**ENTRIES SUPPLIED**
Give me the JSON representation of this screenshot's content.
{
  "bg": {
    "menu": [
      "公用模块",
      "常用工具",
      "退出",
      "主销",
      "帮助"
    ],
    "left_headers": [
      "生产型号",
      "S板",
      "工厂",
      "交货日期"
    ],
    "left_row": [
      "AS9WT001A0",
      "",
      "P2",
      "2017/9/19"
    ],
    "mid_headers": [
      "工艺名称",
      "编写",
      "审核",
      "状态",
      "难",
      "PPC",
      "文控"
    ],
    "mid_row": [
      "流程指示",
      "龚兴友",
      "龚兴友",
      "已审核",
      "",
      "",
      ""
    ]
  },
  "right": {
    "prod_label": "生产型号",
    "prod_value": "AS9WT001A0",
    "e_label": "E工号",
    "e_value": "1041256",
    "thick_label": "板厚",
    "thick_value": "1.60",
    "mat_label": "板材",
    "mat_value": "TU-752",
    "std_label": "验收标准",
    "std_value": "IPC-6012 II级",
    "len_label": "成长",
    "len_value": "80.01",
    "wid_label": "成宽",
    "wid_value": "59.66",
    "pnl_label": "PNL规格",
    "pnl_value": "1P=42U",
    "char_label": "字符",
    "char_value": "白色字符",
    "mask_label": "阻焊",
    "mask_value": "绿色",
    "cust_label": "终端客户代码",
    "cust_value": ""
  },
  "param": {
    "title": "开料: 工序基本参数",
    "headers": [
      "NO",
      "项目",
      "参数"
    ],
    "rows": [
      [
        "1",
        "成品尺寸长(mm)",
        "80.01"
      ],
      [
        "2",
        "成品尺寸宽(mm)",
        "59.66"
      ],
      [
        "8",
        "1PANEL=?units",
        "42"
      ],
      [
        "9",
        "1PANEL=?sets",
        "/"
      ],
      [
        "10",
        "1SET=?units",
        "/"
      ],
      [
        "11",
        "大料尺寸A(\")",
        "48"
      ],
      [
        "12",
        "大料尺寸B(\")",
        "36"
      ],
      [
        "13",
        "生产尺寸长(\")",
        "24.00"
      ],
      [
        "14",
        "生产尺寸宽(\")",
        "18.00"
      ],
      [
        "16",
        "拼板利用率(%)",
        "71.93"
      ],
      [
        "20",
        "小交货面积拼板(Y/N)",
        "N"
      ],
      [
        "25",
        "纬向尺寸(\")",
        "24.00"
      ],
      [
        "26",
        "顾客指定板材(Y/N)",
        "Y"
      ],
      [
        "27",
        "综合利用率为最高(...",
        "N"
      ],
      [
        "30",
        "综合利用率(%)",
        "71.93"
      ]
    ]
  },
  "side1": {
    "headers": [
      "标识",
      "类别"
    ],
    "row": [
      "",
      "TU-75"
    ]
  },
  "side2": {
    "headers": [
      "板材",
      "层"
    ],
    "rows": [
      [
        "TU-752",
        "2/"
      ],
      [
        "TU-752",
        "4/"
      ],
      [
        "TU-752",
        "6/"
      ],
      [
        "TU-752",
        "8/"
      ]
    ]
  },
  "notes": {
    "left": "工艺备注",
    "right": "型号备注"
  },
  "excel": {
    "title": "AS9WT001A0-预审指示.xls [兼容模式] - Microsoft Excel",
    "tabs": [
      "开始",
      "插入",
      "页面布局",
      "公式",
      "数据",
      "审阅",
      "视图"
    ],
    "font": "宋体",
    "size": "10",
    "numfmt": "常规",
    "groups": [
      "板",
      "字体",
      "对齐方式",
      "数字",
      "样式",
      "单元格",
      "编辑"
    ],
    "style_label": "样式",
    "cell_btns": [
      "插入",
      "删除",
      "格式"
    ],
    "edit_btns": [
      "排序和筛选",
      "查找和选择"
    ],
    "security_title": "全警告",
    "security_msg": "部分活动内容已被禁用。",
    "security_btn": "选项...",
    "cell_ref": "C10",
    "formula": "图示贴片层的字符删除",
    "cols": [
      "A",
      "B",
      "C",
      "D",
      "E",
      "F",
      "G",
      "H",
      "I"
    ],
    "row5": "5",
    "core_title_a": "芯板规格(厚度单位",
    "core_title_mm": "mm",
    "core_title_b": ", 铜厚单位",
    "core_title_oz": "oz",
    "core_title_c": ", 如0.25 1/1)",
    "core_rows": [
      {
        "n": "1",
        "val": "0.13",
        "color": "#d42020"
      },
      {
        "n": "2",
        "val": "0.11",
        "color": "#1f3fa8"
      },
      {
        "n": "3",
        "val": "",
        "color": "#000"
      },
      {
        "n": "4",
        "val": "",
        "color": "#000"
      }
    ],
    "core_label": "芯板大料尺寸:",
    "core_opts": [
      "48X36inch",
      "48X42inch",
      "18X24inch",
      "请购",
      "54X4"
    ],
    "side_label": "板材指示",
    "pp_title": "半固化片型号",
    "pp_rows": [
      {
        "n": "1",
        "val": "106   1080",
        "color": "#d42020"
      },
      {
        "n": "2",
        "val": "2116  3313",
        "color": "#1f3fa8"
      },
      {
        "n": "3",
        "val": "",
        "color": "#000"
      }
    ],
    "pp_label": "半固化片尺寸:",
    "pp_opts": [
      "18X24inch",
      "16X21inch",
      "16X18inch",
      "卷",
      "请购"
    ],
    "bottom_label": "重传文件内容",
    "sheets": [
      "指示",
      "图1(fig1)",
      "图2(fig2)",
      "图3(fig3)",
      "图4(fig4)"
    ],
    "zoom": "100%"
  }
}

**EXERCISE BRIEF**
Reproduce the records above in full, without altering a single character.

**WRITTEN SOLUTION**
Give me the JSON representation of this screenshot's content.
{
  "bg": {
    "menu": [
      "公用模块",
      "常用工具",
      "退出",
      "主销",
      "帮助"
    ],
    "left_headers": [
      "生产型号",
      "S板",
      "工厂",
      "交货日期"
    ],
    "left_row": [
      "AS9WT001A0",
      "",
      "P2",
      "2017/9/19"
    ],
    "mid_headers": [
      "工艺名称",
      "编写",
      "审核",
      "状态",
      "难",
      "PPC",
      "文控"
    ],
    "mid_row": [
      "流程指示",
      "龚兴友",
      "龚兴友",
      "已审核",
      "",
      "",
      ""
    ]
  },
  "right": {
    "prod_label": "生产型号",
    "prod_value": "AS9WT001A0",
    "e_label": "E工号",
    "e_value": "1041256",
    "thick_label": "板厚",
    "thick_value": "1.60",
    "mat_label": "板材",
    "mat_value": "TU-752",
    "std_label": "验收标准",
    "std_value": "IPC-6012 II级",
    "len_label": "成长",
    "len_value": "80.01",
    "wid_label": "成宽",
    "wid_value": "59.66",
    "pnl_label": "PNL规格",
    "pnl_value": "1P=42U",
    "char_label": "字符",
    "char_value": "白色字符",
    "mask_label": "阻焊",
    "mask_value": "绿色",
    "cust_label": "终端客户代码",
    "cust_value": ""
  },
  "param": {
    "title": "开料: 工序基本参数",
    "headers": [
      "NO",
      "项目",
      "参数"
    ],
    "rows": [
      [
        "1",
        "成品尺寸长(mm)",
        "80.01"
      ],
      [
        "2",
        "成品尺寸宽(mm)",
        "59.66"
      ],
      [
        "8",
        "1PANEL=?units",
        "42"
      ],
      [
        "9",
        "1PANEL=?sets",
        "/"
      ],
      [
        "10",
        "1SET=?units",
        "/"
      ],
      [
        "11",
        "大料尺寸A(\")",
        "48"
      ],
      [
        "12",
        "大料尺寸B(\")",
        "36"
      ],
      [
        "13",
        "生产尺寸长(\")",
        "24.00"
      ],
      [
        "14",
        "生产尺寸宽(\")",
        "18.00"
      ],
      [
        "16",
        "拼板利用率(%)",
        "71.93"
      ],
      [
        "20",
        "小交货面积拼板(Y/N)",
        "N"
      ],
      [
        "25",
        "纬向尺寸(\")",
        "24.00"
      ],
      [
        "26",
        "顾客指定板材(Y/N)",
        "Y"
      ],
      [
        "27",
        "综合利用率为最高(...",
        "N"
      ],
      [
        "30",
        "综合利用率(%)",
        "71.93"
      ]
    ]
  },
  "side1": {
    "headers": [
      "标识",
      "类别"
    ],
    "row": [
      "",
      "TU-75"
    ]
  },
  "side2": {
    "headers": [
      "板材",
      "层"
    ],
    "rows": [
      [
        "TU-752",
        "2/"
      ],
      [
        "TU-752",
        "4/"
      ],
      [
        "TU-752",
        "6/"
      ],
      [
        "TU-752",
        "8/"
      ]
    ]
  },
  "notes": {
    "left": "工艺备注",
    "right": "型号备注"
  },
  "excel": {
    "title": "AS9WT001A0-预审指示.xls [兼容模式] - Microsoft Excel",
    "tabs": [
      "开始",
      "插入",
      "页面布局",
      "公式",
      "数据",
      "审阅",
      "视图"
    ],
    "font": "宋体",
    "size": "10",
    "numfmt": "常规",
    "groups": [
      "板",
      "字体",
      "对齐方式",
      "数字",
      "样式",
      "单元格",
      "编辑"
    ],
    "style_label": "样式",
    "cell_btns": [
      "插入",
      "删除",
      "格式"
    ],
    "edit_btns": [
      "排序和筛选",
      "查找和选择"
    ],
    "security_title": "全警告",
    "security_msg": "部分活动内容已被禁用。",
    "security_btn": "选项...",
    "cell_ref": "C10",
    "formula": "图示贴片层的字符删除",
    "cols": [
      "A",
      "B",
      "C",
      "D",
      "E",
      "F",
      "G",
      "H",
      "I"
    ],
    "row5": "5",
    "core_title_a": "芯板规格(厚度单位",
    "core_title_mm": "mm",
    "core_title_b": ", 铜厚单位",
    "core_title_oz": "oz",
    "core_title_c": ", 如0.25 1/1)",
    "core_rows": [
      {
        "n": "1",
        "val": "0.13",
        "color": "#d42020"
      },
      {
        "n": "2",
        "val": "0.11",
        "color": "#1f3fa8"
      },
      {
        "n": "3",
        "val": "",
        "color": "#000"
      },
      {
        "n": "4",
        "val": "",
        "color": "#000"
      }
    ],
    "core_label": "芯板大料尺寸:",
    "core_opts": [
      "48X36inch",
      "48X42inch",
      "18X24inch",
      "请购",
      "54X4"
    ],
    "side_label": "板材指示",
    "pp_title": "半固化片型号",
    "pp_rows": [
      {
        "n": "1",
        "val": "106   1080",
        "color": "#d42020"
      },
      {
        "n": "2",
        "val": "2116  3313",
        "color": "#1f3fa8"
      },
      {
        "n": "3",
        "val": "",
        "color": "#000"
      }
    ],
    "pp_label": "半固化片尺寸:",
    "pp_opts": [
      "18X24inch",
      "16X21inch",
      "16X18inch",
      "卷",
      "请购"
    ],
    "bottom_label": "重传文件内容",
    "sheets": [
      "指示",
      "图1(fig1)",
      "图2(fig2)",
      "图3(fig3)",
      "图4(fig4)"
    ],
    "zoom": "100%"
  }
}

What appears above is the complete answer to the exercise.